It’s hard to believe that any of this could be a problem in the contemporary art world, which is geared toward work that explores questions of identity, often in provocative ways. But galleries and museums have been hesitant to show Rand’s Jewish paintings; the book version of “The 613” took eight years to find a publisher. I can imagine a hypothetical gallerist looking at Rand’s work — with its loaded subject matter, its irreverence, its strange sincerity — and foreseeing its potential to disturb just about everybody who walks through the door, regardless of religious affiliation or politics.
Yet a part of me wants to think otherwise. “Wait a second,” I say. “The art world is full of Jews. They must get it.”
“The art world is one of the places where Jews go to assimilate,” Rand answers. “It’s okay if as a Jewish artist you sublimate your identity into a nonspecific religiosity through your art.” Think of Rothko or Barnett Newman, he tells me. “But they don’t want to be connected to overtly Jewish material. It’s in bad taste.”
“Who then are you painting for?”
“My work requires a very specific kind of Jew, secular but still connected. That middle ground is disappearing now. People are either Orthodox or completely assimilated.” Rand shrugs. “The darker side of me is the band on the Titanic. I feel that if all this — the Jewish world I grew up in in Brooklyn — is really going to disappear, I want to preserve some memory or trace of what was once here.”
There’s a moment of thoughtful silence, but it’s only a moment, and then the mood shifts again: Rand’s wife Maria says something about her allergies, and somehow that gets us onto the subject of Lenny Bruce, and then Rand tells a joke involving Gershom Scholem and Witold Gombrowicz, and then it’s time to go: he wants to show me the big new studio he is renovating not too far away. He is busy, pursuing a series of large-scale painting projects, experimenting with animated film, and traveling frequently to talk about The 613, which, despite his rueful asides, is building an audience.
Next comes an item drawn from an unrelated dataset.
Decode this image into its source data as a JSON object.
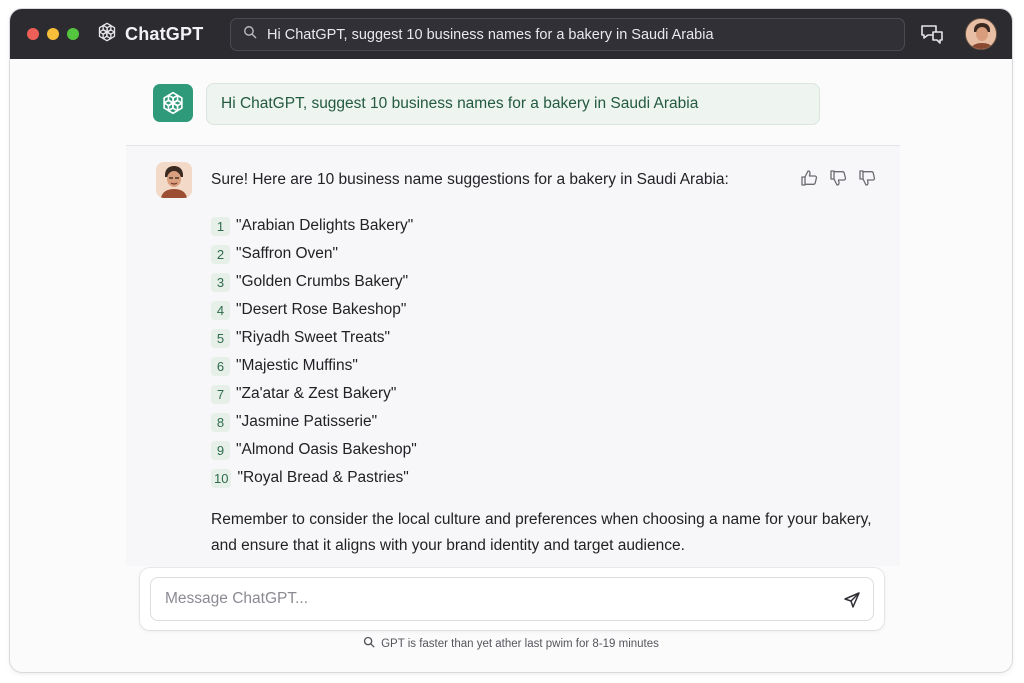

“Have you ever wished you did it Barnett Newman’s way instead?” I ask him.
“No,” he says, looking content. “This was the work I wanted to do.”